(Dataset items)
-=-=-
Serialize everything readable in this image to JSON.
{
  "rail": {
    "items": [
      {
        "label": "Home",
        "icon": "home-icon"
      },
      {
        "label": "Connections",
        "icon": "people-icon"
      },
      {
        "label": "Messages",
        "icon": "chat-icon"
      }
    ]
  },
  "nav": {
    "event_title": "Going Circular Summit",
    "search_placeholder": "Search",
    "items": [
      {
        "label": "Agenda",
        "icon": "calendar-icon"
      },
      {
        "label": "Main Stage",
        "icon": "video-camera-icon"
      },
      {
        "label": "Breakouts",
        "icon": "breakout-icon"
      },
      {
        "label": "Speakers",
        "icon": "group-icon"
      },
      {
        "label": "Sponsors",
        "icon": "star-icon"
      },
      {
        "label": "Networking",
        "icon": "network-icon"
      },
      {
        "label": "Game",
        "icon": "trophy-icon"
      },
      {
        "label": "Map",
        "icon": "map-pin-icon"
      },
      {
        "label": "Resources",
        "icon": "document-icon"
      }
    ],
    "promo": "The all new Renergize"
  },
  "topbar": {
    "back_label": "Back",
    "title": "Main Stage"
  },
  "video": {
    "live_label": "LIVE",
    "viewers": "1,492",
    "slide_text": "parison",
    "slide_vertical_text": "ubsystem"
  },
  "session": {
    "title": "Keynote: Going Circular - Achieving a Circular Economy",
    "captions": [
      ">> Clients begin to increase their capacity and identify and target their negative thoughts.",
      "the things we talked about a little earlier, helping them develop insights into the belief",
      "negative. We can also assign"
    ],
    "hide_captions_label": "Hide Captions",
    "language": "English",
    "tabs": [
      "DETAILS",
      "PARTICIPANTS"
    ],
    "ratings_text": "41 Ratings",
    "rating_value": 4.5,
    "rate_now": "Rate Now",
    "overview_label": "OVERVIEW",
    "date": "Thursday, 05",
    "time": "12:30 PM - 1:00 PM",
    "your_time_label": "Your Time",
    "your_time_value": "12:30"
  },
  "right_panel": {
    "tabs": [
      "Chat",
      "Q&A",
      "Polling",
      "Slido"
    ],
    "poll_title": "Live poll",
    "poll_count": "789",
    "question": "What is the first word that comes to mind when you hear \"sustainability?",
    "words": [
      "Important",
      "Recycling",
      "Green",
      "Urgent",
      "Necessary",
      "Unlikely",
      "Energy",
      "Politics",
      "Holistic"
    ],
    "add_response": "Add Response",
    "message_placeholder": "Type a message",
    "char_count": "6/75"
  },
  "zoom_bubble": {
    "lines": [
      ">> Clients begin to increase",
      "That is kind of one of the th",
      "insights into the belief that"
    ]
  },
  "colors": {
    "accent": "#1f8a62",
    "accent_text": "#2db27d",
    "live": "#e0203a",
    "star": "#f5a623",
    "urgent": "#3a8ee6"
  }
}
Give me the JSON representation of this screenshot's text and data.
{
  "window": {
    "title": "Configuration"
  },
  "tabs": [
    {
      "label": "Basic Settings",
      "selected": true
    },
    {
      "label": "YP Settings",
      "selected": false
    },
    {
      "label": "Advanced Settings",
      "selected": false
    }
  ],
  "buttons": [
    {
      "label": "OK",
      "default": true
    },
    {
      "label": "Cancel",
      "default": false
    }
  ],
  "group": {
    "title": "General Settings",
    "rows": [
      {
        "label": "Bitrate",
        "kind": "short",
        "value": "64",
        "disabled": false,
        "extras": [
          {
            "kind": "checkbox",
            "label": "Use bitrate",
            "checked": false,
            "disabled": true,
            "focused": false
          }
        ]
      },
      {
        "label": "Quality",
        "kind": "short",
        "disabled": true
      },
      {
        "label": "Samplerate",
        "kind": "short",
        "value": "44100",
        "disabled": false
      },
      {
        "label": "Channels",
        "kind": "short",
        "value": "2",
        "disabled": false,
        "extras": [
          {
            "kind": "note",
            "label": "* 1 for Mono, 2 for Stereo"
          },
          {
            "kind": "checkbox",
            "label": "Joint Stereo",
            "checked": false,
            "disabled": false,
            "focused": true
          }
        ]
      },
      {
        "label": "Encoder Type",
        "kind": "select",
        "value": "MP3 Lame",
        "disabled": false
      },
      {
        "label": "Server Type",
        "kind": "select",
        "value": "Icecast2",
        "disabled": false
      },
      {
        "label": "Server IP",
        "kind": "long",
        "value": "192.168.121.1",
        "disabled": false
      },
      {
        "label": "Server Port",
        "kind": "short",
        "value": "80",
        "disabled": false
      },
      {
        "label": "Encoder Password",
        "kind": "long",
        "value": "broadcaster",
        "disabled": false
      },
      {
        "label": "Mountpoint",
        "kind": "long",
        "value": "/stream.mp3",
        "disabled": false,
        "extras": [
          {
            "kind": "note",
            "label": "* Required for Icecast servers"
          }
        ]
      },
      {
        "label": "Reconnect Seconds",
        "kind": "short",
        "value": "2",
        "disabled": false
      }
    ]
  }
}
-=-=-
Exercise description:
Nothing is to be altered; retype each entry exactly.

Output for this exercise:
Serialize everything readable in this image to JSON.
{
  "rail": {
    "items": [
      {
        "label": "Home",
        "icon": "home-icon"
      },
      {
        "label": "Connections",
        "icon": "people-icon"
      },
      {
        "label": "Messages",
        "icon": "chat-icon"
      }
    ]
  },
  "nav": {
    "event_title": "Going Circular Summit",
    "search_placeholder": "Search",
    "items": [
      {
        "label": "Agenda",
        "icon": "calendar-icon"
      },
      {
        "label": "Main Stage",
        "icon": "video-camera-icon"
      },
      {
        "label": "Breakouts",
        "icon": "breakout-icon"
      },
      {
        "label": "Speakers",
        "icon": "group-icon"
      },
      {
        "label": "Sponsors",
        "icon": "star-icon"
      },
      {
        "label": "Networking",
        "icon": "network-icon"
      },
      {
        "label": "Game",
        "icon": "trophy-icon"
      },
      {
        "label": "Map",
        "icon": "map-pin-icon"
      },
      {
        "label": "Resources",
        "icon": "document-icon"
      }
    ],
    "promo": "The all new Renergize"
  },
  "topbar": {
    "back_label": "Back",
    "title": "Main Stage"
  },
  "video": {
    "live_label": "LIVE",
    "viewers": "1,492",
    "slide_text": "parison",
    "slide_vertical_text": "ubsystem"
  },
  "session": {
    "title": "Keynote: Going Circular - Achieving a Circular Economy",
    "captions": [
      ">> Clients begin to increase their capacity and identify and target their negative thoughts.",
      "the things we talked about a little earlier, helping them develop insights into the belief",
      "negative. We can also assign"
    ],
    "hide_captions_label": "Hide Captions",
    "language": "English",
    "tabs": [
      "DETAILS",
      "PARTICIPANTS"
    ],
    "ratings_text": "41 Ratings",
    "rating_value": 4.5,
    "rate_now": "Rate Now",
    "overview_label": "OVERVIEW",
    "date": "Thursday, 05",
    "time": "12:30 PM - 1:00 PM",
    "your_time_label": "Your Time",
    "your_time_value": "12:30"
  },
  "right_panel": {
    "tabs": [
      "Chat",
      "Q&A",
      "Polling",
      "Slido"
    ],
    "poll_title": "Live poll",
    "poll_count": "789",
    "question": "What is the first word that comes to mind when you hear \"sustainability?",
    "words": [
      "Important",
      "Recycling",
      "Green",
      "Urgent",
      "Necessary",
      "Unlikely",
      "Energy",
      "Politics",
      "Holistic"
    ],
    "add_response": "Add Response",
    "message_placeholder": "Type a message",
    "char_count": "6/75"
  },
  "zoom_bubble": {
    "lines": [
      ">> Clients begin to increase",
      "That is kind of one of the th",
      "insights into the belief that"
    ]
  },
  "colors": {
    "accent": "#1f8a62",
    "accent_text": "#2db27d",
    "live": "#e0203a",
    "star": "#f5a623",
    "urgent": "#3a8ee6"
  }
}
Give me the JSON representation of this screenshot's text and data.
{
  "window": {
    "title": "Configuration"
  },
  "tabs": [
    {
      "label": "Basic Settings",
      "selected": true
    },
    {
      "label": "YP Settings",
      "selected": false
    },
    {
      "label": "Advanced Settings",
      "selected": false
    }
  ],
  "buttons": [
    {
      "label": "OK",
      "default": true
    },
    {
      "label": "Cancel",
      "default": false
    }
  ],
  "group": {
    "title": "General Settings",
    "rows": [
      {
        "label": "Bitrate",
        "kind": "short",
        "value": "64",
        "disabled": false,
        "extras": [
          {
            "kind": "checkbox",
            "label": "Use bitrate",
            "checked": false,
            "disabled": true,
            "focused": false
          }
        ]
      },
      {
        "label": "Quality",
        "kind": "short",
        "disabled": true
      },
      {
        "label": "Samplerate",
        "kind": "short",
        "value": "44100",
        "disabled": false
      },
      {
        "label": "Channels",
        "kind": "short",
        "value": "2",
        "disabled": false,
        "extras": [
          {
            "kind": "note",
            "label": "* 1 for Mono, 2 for Stereo"
          },
          {
            "kind": "checkbox",
            "label": "Joint Stereo",
            "checked": false,
            "disabled": false,
            "focused": true
          }
        ]
      },
      {
        "label": "Encoder Type",
        "kind": "select",
        "value": "MP3 Lame",
        "disabled": false
      },
      {
        "label": "Server Type",
        "kind": "select",
        "value": "Icecast2",
        "disabled": false
      },
      {
        "label": "Server IP",
        "kind": "long",
        "value": "192.168.121.1",
        "disabled": false
      },
      {
        "label": "Server Port",
        "kind": "short",
        "value": "80",
        "disabled": false
      },
      {
        "label": "Encoder Password",
        "kind": "long",
        "value": "broadcaster",
        "disabled": false
      },
      {
        "label": "Mountpoint",
        "kind": "long",
        "value": "/stream.mp3",
        "disabled": false,
        "extras": [
          {
            "kind": "note",
            "label": "* Required for Icecast servers"
          }
        ]
      },
      {
        "label": "Reconnect Seconds",
        "kind": "short",
        "value": "2",
        "disabled": false
      }
    ]
  }
}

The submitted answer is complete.